I’ve been a vegetarian for most of my life, but at the start of this year I finally went vegan. I’m still eating a vegan diet now and I feel great for it. I know there are plenty of people out there interested in making dietary shifts, so In this post I’ll talk a bit about some of the obstacles you might face going from a vegetarian to a vegan diet, or in fact in any dietary shift. I’ll also talk about some solutions (yay!).
One of the first obstacles you might face are family influences, or the influence of the people you live with. At the time when I started this trial, I was living with my family (my parents, brother and sister). My brother is vegetarian, but the rest of my family is omnivorous. Some members of my family had strong objections to me removing dairy products from my diet, believing I’d be socially ostracised. This caused a regular conflict at meal times, especially since I wasn’t cooking my own food for dinner, so whoever was cooking would have to prepare a vegan meal as well as a carnivorous one. Not such a big leap when you’ve already been making a vegetarian side meal, but a cause of tension none the less. This situation was unsustainable, and had I not moved out of home a few weeks into the trial I’m not sure if I could’ve kept it up. I now live in a sharehouse (phew) and although my housemate is omnivorous we cook for ourselves so it’s a non-issue.
The lesson here is that to succeed in a dietary shift, you’ll need acceptance from the people around you, particularly the people you live with. It’s quite possible to live with people who eat a different diet, as long as there’s no tension or conflict between you over what you eat. Here are some steps you can take to overcome this obstacle:
- Spend the time to discuss your plans with the people you live with if you think it could become an issue.
- If you’re not already preparing your own meals, begin to do so. Gain some independence, which will give you more control over what you eat.

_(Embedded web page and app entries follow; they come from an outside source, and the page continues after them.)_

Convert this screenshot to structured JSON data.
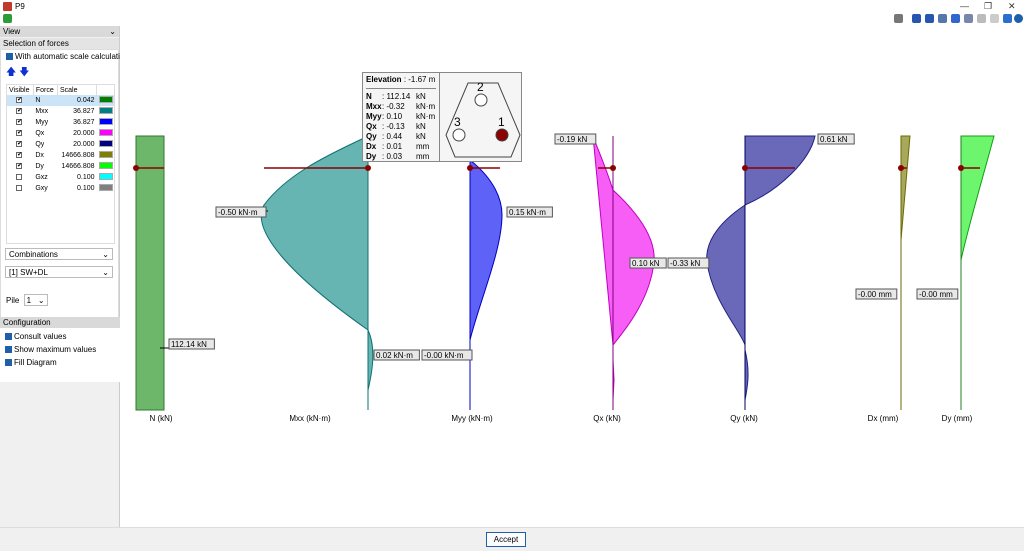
{
  "window": {
    "title": "P9"
  },
  "sidebar": {
    "view_label": "View",
    "selection_title": "Selection of forces",
    "auto_scale": {
      "label": "With automatic scale calculation",
      "checked": true
    },
    "table": {
      "headers": [
        "Visible",
        "Force",
        "Scale"
      ],
      "rows": [
        {
          "visible": true,
          "force": "N",
          "scale": "0.042",
          "color": "#008000"
        },
        {
          "visible": true,
          "force": "Mxx",
          "scale": "36.827",
          "color": "#008080"
        },
        {
          "visible": true,
          "force": "Myy",
          "scale": "36.827",
          "color": "#0000ff"
        },
        {
          "visible": true,
          "force": "Qx",
          "scale": "20.000",
          "color": "#ff00ff"
        },
        {
          "visible": true,
          "force": "Qy",
          "scale": "20.000",
          "color": "#000080"
        },
        {
          "visible": true,
          "force": "Dx",
          "scale": "14666.808",
          "color": "#808000"
        },
        {
          "visible": true,
          "force": "Dy",
          "scale": "14666.808",
          "color": "#00ff00"
        },
        {
          "visible": false,
          "force": "Gxz",
          "scale": "0.100",
          "color": "#00ffff"
        },
        {
          "visible": false,
          "force": "Gxy",
          "scale": "0.100",
          "color": "#808080"
        }
      ]
    },
    "combinations_select": "Combinations",
    "combination_value": "[1] SW+DL",
    "pile_label": "Pile",
    "pile_value": "1",
    "config_title": "Configuration",
    "config": [
      {
        "label": "Consult values",
        "checked": true
      },
      {
        "label": "Show maximum values",
        "checked": true
      },
      {
        "label": "Fill Diagram",
        "checked": true
      }
    ]
  },
  "tooltip": {
    "elevation_label": "Elevation",
    "elevation_value": ": -1.67 m",
    "rows": [
      {
        "name": "N",
        "value": ": 112.14",
        "unit": "kN"
      },
      {
        "name": "Mxx",
        "value": ": -0.32",
        "unit": "kN·m"
      },
      {
        "name": "Myy",
        "value": ": 0.10",
        "unit": "kN·m"
      },
      {
        "name": "Qx",
        "value": ": -0.13",
        "unit": "kN"
      },
      {
        "name": "Qy",
        "value": ": 0.44",
        "unit": "kN"
      },
      {
        "name": "Dx",
        "value": ": 0.01",
        "unit": "mm"
      },
      {
        "name": "Dy",
        "value": ": 0.03",
        "unit": "mm"
      }
    ],
    "piles": [
      "1",
      "2",
      "3"
    ],
    "selected_pile": "1"
  },
  "diagrams": [
    {
      "axis": "N (kN)",
      "labels": [
        "112.14 kN"
      ]
    },
    {
      "axis": "Mxx (kN·m)",
      "labels": [
        "-0.50 kN·m",
        "0.02 kN·m"
      ]
    },
    {
      "axis": "Myy (kN·m)",
      "labels": [
        "0.15 kN·m",
        "-0.00 kN·m"
      ]
    },
    {
      "axis": "Qx (kN)",
      "labels": [
        "-0.19 kN",
        "0.10 kN"
      ]
    },
    {
      "axis": "Qy (kN)",
      "labels": [
        "0.61 kN",
        "-0.33 kN"
      ]
    },
    {
      "axis": "Dx (mm)",
      "labels": [
        "-0.00 mm"
      ]
    },
    {
      "axis": "Dy (mm)",
      "labels": [
        "-0.00 mm"
      ]
    }
  ],
  "footer": {
    "accept": "Accept"
  }
}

- If all else fails, it may well be easier to find somewhere else to live. Eeep! If you’re lucky, you will already be planning to move (as I was).
So there’s a few steps to help with family conflicts. The second obstacle I’d like to discuss is eating out. This can be a challenge since most restaurants have vegetarian options but not vegan options, and you won’t always be lucky enough to find yourself at your friendly neighbourhood vegan restaurant. I thought this was going to be a problem until I watched Karen Knowler’s video, where she discussed eating out on the raw food diet, which is off the planet when compared with the Standard Australian Diet. Her approach when eating out is simply to ask for a salad, request that any meat or dairy products be removed, then double or triple the size. If you’re eating a vegan diet, the solution is even simpler: just ask if X contains dairy or ask for X without cheese/milk/eggs.
Doing this comes down to a matter of your own confidence in your diet. Do you feel uncomfortable about what you’re eating, particularly when it’s different from what all of your friends are eating? Do you feel guilty at the thought of asking your waiter for a modified meal? Or are you proud of your food choices and comfortable with the extra attention from your friends that eating a different diet will bring?
I’m still getting the hang of eating out as a vegan, but so far it’s been far less trouble than I expected. That’s largely because I feel really happy, comfortable and self-confident with this diet, something I never expected when I started. That’s great to hear if you’re already comfortable being different from your friends, but what if you’re not? That’s too much to cover in one post, but you might find this article by Steve Pavlina valuable. Have a look at the “Social Shift” section.
So there’s a few solutions to the largest problems I faced in making the leap from vegetarian to vegan: family influences and eating out. I feel a whole lot better about what I eat now after wanting to make this shift for a long time. Good luck with your own changes and let us know how it goes!